- _To do_:
Any images in the material are to be dropped while every line is retyped exactly.

- _Entries supplied_:
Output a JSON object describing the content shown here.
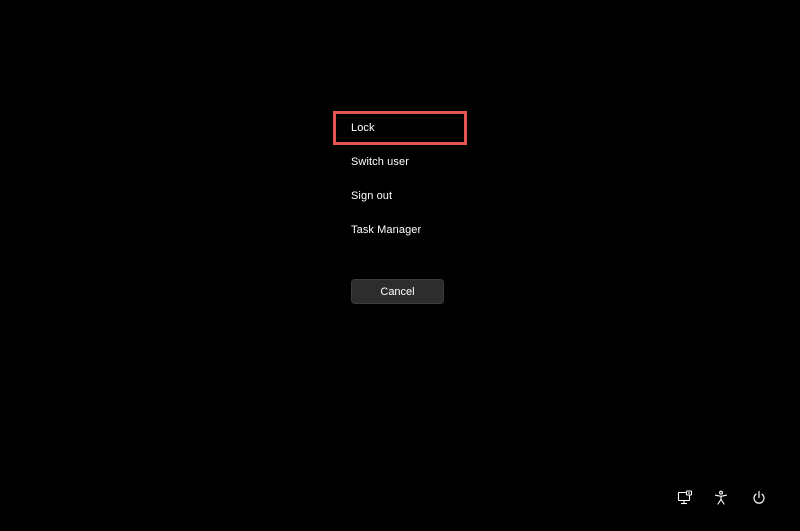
{
  "menu": {
    "items": [
      {
        "label": "Lock",
        "highlighted": true
      },
      {
        "label": "Switch user",
        "highlighted": false
      },
      {
        "label": "Sign out",
        "highlighted": false
      },
      {
        "label": "Task Manager",
        "highlighted": false
      }
    ]
  },
  "cancel_label": "Cancel",
  "tray": {
    "icons": [
      "network-icon",
      "accessibility-icon",
      "power-icon"
    ]
  },
  "colors": {
    "background": "#000000",
    "text": "#ffffff",
    "highlight_border": "#e25653",
    "button_bg": "#2d2d2d"
  }
}
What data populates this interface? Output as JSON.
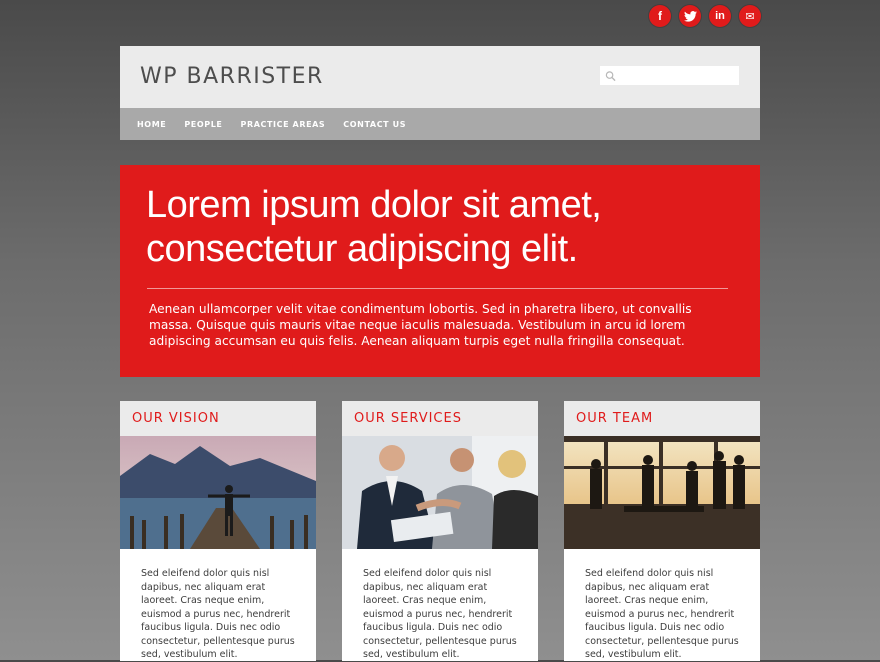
{
  "social": [
    {
      "name": "facebook",
      "glyph": "f"
    },
    {
      "name": "twitter",
      "glyph": "t"
    },
    {
      "name": "linkedin",
      "glyph": "in"
    },
    {
      "name": "email",
      "glyph": "✉"
    }
  ],
  "header": {
    "site_title": "WP BARRISTER",
    "search_placeholder": ""
  },
  "nav": {
    "items": [
      "HOME",
      "PEOPLE",
      "PRACTICE AREAS",
      "CONTACT US"
    ]
  },
  "hero": {
    "headline": "Lorem ipsum dolor sit amet, consectetur adipiscing elit.",
    "body": "Aenean ullamcorper velit vitae condimentum lobortis. Sed in pharetra libero, ut convallis massa. Quisque quis mauris vitae neque iaculis malesuada. Vestibulum in arcu id lorem adipiscing accumsan eu quis felis. Aenean aliquam turpis eget nulla fringilla consequat."
  },
  "cards": [
    {
      "title": "OUR VISION",
      "text": "Sed eleifend dolor quis nisl dapibus, nec aliquam erat laoreet. Cras neque enim, euismod a purus nec, hendrerit faucibus ligula. Duis nec odio consectetur, pellentesque purus sed, vestibulum elit."
    },
    {
      "title": "OUR SERVICES",
      "text": "Sed eleifend dolor quis nisl dapibus, nec aliquam erat laoreet. Cras neque enim, euismod a purus nec, hendrerit faucibus ligula. Duis nec odio consectetur, pellentesque purus sed, vestibulum elit."
    },
    {
      "title": "OUR TEAM",
      "text": "Sed eleifend dolor quis nisl dapibus, nec aliquam erat laoreet. Cras neque enim, euismod a purus nec, hendrerit faucibus ligula. Duis nec odio consectetur, pellentesque purus sed, vestibulum elit."
    }
  ],
  "colors": {
    "accent": "#e01b1b",
    "header_bg": "#ebebeb",
    "nav_bg": "#a9a9a9"
  }
}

- _Problem solution_:
Output a JSON object describing the content shown here.
{
  "menu": {
    "items": [
      {
        "label": "Lock",
        "highlighted": true
      },
      {
        "label": "Switch user",
        "highlighted": false
      },
      {
        "label": "Sign out",
        "highlighted": false
      },
      {
        "label": "Task Manager",
        "highlighted": false
      }
    ]
  },
  "cancel_label": "Cancel",
  "tray": {
    "icons": [
      "network-icon",
      "accessibility-icon",
      "power-icon"
    ]
  },
  "colors": {
    "background": "#000000",
    "text": "#ffffff",
    "highlight_border": "#e25653",
    "button_bg": "#2d2d2d"
  }
}
What data populates this interface? Output as JSON.
{
  "social": [
    {
      "name": "facebook",
      "glyph": "f"
    },
    {
      "name": "twitter",
      "glyph": "t"
    },
    {
      "name": "linkedin",
      "glyph": "in"
    },
    {
      "name": "email",
      "glyph": "✉"
    }
  ],
  "header": {
    "site_title": "WP BARRISTER",
    "search_placeholder": ""
  },
  "nav": {
    "items": [
      "HOME",
      "PEOPLE",
      "PRACTICE AREAS",
      "CONTACT US"
    ]
  },
  "hero": {
    "headline": "Lorem ipsum dolor sit amet, consectetur adipiscing elit.",
    "body": "Aenean ullamcorper velit vitae condimentum lobortis. Sed in pharetra libero, ut convallis massa. Quisque quis mauris vitae neque iaculis malesuada. Vestibulum in arcu id lorem adipiscing accumsan eu quis felis. Aenean aliquam turpis eget nulla fringilla consequat."
  },
  "cards": [
    {
      "title": "OUR VISION",
      "text": "Sed eleifend dolor quis nisl dapibus, nec aliquam erat laoreet. Cras neque enim, euismod a purus nec, hendrerit faucibus ligula. Duis nec odio consectetur, pellentesque purus sed, vestibulum elit."
    },
    {
      "title": "OUR SERVICES",
      "text": "Sed eleifend dolor quis nisl dapibus, nec aliquam erat laoreet. Cras neque enim, euismod a purus nec, hendrerit faucibus ligula. Duis nec odio consectetur, pellentesque purus sed, vestibulum elit."
    },
    {
      "title": "OUR TEAM",
      "text": "Sed eleifend dolor quis nisl dapibus, nec aliquam erat laoreet. Cras neque enim, euismod a purus nec, hendrerit faucibus ligula. Duis nec odio consectetur, pellentesque purus sed, vestibulum elit."
    }
  ],
  "colors": {
    "accent": "#e01b1b",
    "header_bg": "#ebebeb",
    "nav_bg": "#a9a9a9"
  }
}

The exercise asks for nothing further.